Ten below in Sarajevo – and no heat
Published: January 8, 2009 / Author: Keith Flatley
On Jan. 2, two teams of six MBA students each from the University of Notre Dame left for the war-torn countries of Bosnia and Lebanon to study first-hand the role of business in rebuilding these post-conflict societies as part of a new course, “Business on the Frontlines.” Little did the Bosnian team know that just hours after their arrival, they also would be experiencing first-hand a developing international heating crisis as Russia shut off natural gas supplies distributed via the Ukraine.
The team found itself facing temperatures ranging down to 10 degrees below zero, with no electric heaters to be found. Keith Flatley, a 2009 MBA candidate, writes on Jan. 7 about the experience:

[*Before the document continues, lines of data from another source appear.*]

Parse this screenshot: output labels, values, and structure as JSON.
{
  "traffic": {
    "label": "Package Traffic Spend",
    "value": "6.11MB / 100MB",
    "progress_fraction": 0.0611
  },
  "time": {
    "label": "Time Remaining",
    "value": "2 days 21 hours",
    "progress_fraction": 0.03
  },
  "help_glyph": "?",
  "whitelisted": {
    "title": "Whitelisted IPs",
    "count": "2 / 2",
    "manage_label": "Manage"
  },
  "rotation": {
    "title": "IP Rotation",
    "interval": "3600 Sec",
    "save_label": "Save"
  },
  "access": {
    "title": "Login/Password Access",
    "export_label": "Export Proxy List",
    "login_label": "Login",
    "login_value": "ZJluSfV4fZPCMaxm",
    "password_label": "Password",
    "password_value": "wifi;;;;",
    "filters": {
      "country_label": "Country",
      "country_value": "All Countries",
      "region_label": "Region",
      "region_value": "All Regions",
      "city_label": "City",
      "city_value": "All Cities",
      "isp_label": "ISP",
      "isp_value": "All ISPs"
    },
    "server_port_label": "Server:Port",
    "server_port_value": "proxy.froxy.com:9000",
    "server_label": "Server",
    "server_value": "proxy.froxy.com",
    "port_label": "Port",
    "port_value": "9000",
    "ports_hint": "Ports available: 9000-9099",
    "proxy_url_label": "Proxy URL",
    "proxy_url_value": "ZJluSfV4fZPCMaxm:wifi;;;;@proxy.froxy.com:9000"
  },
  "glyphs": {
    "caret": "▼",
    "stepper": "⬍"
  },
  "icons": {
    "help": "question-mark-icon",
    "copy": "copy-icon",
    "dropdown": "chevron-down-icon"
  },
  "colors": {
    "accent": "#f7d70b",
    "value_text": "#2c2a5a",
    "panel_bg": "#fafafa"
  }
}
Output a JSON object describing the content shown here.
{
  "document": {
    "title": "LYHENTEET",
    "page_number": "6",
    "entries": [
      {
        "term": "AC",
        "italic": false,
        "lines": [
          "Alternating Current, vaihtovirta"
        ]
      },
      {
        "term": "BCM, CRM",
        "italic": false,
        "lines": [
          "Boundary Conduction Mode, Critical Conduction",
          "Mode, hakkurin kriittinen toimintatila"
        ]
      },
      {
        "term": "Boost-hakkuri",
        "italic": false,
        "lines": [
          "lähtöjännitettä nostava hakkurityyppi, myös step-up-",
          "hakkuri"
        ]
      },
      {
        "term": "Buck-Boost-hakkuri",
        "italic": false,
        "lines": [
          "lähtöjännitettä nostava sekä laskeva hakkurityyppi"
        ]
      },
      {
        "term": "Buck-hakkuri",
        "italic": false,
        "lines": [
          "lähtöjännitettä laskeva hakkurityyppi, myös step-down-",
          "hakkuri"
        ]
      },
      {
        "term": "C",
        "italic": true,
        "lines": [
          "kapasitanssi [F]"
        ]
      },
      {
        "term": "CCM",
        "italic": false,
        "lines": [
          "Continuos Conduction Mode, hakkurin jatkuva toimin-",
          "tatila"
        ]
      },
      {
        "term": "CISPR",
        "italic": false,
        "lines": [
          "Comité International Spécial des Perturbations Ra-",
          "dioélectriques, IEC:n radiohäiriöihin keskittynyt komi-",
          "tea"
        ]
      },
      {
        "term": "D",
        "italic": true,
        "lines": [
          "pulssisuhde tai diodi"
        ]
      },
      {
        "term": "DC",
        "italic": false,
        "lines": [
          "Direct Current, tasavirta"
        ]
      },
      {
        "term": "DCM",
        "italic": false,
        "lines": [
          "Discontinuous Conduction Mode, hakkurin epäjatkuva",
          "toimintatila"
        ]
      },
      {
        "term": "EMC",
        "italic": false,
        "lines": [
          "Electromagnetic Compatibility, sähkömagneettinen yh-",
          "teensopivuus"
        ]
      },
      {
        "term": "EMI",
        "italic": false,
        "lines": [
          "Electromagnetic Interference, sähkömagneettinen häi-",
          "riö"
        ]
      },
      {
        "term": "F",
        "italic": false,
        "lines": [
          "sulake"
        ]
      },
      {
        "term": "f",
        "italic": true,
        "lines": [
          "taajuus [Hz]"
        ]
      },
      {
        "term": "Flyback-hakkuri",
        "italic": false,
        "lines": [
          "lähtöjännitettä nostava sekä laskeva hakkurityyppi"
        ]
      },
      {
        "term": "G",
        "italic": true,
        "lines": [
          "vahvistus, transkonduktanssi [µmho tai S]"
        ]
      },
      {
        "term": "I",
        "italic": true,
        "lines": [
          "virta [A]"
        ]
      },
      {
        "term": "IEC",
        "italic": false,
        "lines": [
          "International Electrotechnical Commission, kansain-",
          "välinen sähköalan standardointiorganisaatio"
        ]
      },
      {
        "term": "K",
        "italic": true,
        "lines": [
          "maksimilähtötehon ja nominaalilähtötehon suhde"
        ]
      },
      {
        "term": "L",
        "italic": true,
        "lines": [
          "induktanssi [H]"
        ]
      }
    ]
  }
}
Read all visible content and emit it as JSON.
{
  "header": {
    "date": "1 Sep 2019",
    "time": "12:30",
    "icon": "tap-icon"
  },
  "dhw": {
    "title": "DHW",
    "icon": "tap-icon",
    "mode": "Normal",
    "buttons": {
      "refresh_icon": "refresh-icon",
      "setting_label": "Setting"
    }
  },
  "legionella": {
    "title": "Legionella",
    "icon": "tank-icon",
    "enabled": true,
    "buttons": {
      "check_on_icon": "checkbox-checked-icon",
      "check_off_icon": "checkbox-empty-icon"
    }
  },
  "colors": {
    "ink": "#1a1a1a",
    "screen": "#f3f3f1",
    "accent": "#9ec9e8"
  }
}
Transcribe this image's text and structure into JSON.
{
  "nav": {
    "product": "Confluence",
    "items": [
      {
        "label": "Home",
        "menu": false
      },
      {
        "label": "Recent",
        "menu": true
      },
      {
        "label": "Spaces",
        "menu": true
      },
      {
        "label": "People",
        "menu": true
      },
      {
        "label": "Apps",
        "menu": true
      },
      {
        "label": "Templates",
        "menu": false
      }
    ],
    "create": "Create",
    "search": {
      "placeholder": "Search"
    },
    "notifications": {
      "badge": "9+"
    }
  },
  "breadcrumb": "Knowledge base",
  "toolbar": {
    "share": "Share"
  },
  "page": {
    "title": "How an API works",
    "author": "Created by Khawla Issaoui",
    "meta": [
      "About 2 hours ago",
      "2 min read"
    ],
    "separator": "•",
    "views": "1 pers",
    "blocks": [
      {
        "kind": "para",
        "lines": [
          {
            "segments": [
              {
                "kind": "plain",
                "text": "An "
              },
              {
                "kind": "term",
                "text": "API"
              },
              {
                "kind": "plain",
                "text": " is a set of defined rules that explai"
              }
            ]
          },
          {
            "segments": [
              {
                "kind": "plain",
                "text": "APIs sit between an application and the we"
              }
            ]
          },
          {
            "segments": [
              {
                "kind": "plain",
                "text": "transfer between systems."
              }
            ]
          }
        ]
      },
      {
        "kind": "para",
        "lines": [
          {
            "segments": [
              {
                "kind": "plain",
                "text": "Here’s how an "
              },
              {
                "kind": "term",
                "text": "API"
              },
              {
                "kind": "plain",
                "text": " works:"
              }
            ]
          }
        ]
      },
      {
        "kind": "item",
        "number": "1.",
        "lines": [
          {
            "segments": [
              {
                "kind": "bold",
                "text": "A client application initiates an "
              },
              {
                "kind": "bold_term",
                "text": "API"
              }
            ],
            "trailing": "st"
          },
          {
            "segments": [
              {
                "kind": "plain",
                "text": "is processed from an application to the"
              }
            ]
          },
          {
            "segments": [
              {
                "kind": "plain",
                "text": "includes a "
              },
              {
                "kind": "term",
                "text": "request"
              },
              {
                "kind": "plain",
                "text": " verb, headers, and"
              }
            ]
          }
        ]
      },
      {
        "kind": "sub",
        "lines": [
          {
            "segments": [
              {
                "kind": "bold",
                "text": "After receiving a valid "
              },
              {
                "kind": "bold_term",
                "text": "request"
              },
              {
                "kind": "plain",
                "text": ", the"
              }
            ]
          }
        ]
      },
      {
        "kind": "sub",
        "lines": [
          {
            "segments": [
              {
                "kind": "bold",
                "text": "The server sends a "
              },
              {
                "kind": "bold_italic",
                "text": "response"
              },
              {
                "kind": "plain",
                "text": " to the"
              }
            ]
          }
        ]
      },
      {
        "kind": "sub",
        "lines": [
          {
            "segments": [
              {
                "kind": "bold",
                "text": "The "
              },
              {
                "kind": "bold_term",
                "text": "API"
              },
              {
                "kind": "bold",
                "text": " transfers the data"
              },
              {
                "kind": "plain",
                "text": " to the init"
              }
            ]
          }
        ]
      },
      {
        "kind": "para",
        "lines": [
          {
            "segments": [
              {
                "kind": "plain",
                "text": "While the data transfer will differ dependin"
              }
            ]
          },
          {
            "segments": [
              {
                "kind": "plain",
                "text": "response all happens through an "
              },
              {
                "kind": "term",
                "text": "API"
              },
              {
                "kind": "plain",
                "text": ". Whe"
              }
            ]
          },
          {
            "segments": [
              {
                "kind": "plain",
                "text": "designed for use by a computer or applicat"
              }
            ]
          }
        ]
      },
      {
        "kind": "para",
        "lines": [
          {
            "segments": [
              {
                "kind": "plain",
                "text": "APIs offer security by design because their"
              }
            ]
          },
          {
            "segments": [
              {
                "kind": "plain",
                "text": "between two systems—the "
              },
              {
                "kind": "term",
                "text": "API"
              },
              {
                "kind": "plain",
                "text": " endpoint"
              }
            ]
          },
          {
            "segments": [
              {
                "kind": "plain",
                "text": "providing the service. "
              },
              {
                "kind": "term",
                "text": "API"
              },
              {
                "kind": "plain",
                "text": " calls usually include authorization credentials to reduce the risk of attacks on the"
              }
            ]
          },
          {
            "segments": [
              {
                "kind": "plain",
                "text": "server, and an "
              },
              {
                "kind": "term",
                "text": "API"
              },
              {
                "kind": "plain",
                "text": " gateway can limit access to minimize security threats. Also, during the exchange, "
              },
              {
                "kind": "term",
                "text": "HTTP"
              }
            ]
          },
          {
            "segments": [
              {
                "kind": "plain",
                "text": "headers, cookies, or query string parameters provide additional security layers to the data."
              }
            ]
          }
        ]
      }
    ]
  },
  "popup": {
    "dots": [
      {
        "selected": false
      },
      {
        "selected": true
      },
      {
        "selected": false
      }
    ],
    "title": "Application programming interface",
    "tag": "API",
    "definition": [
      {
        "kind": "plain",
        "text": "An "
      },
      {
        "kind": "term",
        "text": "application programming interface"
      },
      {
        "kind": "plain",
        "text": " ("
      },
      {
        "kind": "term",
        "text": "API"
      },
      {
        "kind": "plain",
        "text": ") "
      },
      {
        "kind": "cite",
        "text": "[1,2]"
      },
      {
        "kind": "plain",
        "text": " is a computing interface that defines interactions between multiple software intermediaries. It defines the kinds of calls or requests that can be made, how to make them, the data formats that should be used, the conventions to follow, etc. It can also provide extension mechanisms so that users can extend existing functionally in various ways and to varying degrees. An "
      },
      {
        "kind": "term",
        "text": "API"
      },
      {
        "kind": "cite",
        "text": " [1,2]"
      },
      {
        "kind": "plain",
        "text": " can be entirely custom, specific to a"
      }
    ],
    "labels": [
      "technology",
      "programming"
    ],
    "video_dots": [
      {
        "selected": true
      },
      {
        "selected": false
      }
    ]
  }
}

The country is a bit strange. When you see Sarajevo and the rest of Bosnia from a distance it looks beautiful. Once you get closer, you start to see the scars of the war. Buildings are still covered with bullet holes and marks from shrapnel. They filled in craters from artillery with red cement as a reminder of the war. They call them Sarajevo Roses. The people are just the opposite. From afar they look depressed and withdrawn. Once we meet them and talk to them, they are wonderful. The moment they find out we are Americans they light up and tell us how happy they are that we are here. The rebuilding effort is taking a while longer than it should. The people want to pull themselves out of this, but they continuously get blocked by the politics of the nation, the black and grey markets, and the lack of access to quality opportunities. This country is beautiful, the forests are pristine; there is rafting and Olympic-caliber skiing. The rest of world just doesn’t know about all of it yet.
Here’s the deal with the heating situation. I was on my way back from Srebrenica after reviewing a Catholic Relief Services project and visiting a memorial to the Srebrenica Massacre, where in 1995 during the Bosnian War, 8,372 men and boys were brought out to the woods and shot. They were then hidden in mass graves in the forest. Pretty horrific stuff. We heard over the radio about the gas shut off on the way back to Sarajevo. I was in the car with our professor, Viva Bartkus, and two representatives of CRS. I mean, really, what did the people here do to deserve all this? The mood in the car actually picked up when we got the news. There is nothing we could do except live with it. We can’t feel bad for ourselves; we get to fly home on Sunday. Everyone else here has to stay and freeze. Their passports can’t get them out of the Balkans. The worst part is that it was the Orthodox Christmas Eve.
We are staying in an apartment that used to be heated from the natural gas. Last night, it was about 10 below, so the place was freezing cold without the gas for heat. All we can really do is get up with the sun and get moving. People can’t go into the woods surrounding the city for firewood since the woods are filled with landmines. There are lines forming at stores selling electric heaters. The price of an electric heater on Monday was under $100 U.S.; it is now over $200. The heaters sell out within minutes of the stores opening. We were told the gas will be turned back on tonight. That didn’t happen. The people we talk to think that it is just the Russians and Ukrainians flexing their muscle to the rest of Europe.
I think the strangest thing is how calm everyone is. Outside, it looks like any normal day. The people here are so used to getting the short end of the stick that they just put their heads down and drive on. If this happened in Chicago or New York, people would be rioting.
“Business on the Frontlines” is a new MBA course offered by the Mendoza College of Business at the University of Notre Dame. Taught by Viva O. Bartkus, an associate professor of Management, the course examines the role of business in rebuilding war-torn societies and how the economic engine is re-started post-conflict. The course runs from October 2008 to March 2009 and consists of a two parts: a classroom segment where students study developmental economies and topics related to peace-through-commerce efforts; and a field visit from Jan. 2-11 to explore in detail the activities and impact of local and international business in post-war reconstruction societies.
For this inaugural field visit, Notre Dame sent teams to Sarajevo in Bosnia-Herzegovina and Beirut, Lebanon. Students traveling to Sarajevo include: Keith Flatley, George Cleveland, Ilija Filipov, Derrick Harmon, Tim Rentenbach and Mike Colucci. The Beirut team includes: Matt Whebbe, Margot Woolley, Drew Hill, Michael Powers, Griffin Collins, Chris Wittman and Bo Han. Student Dan Sweet is acting as a “home base” coordinator.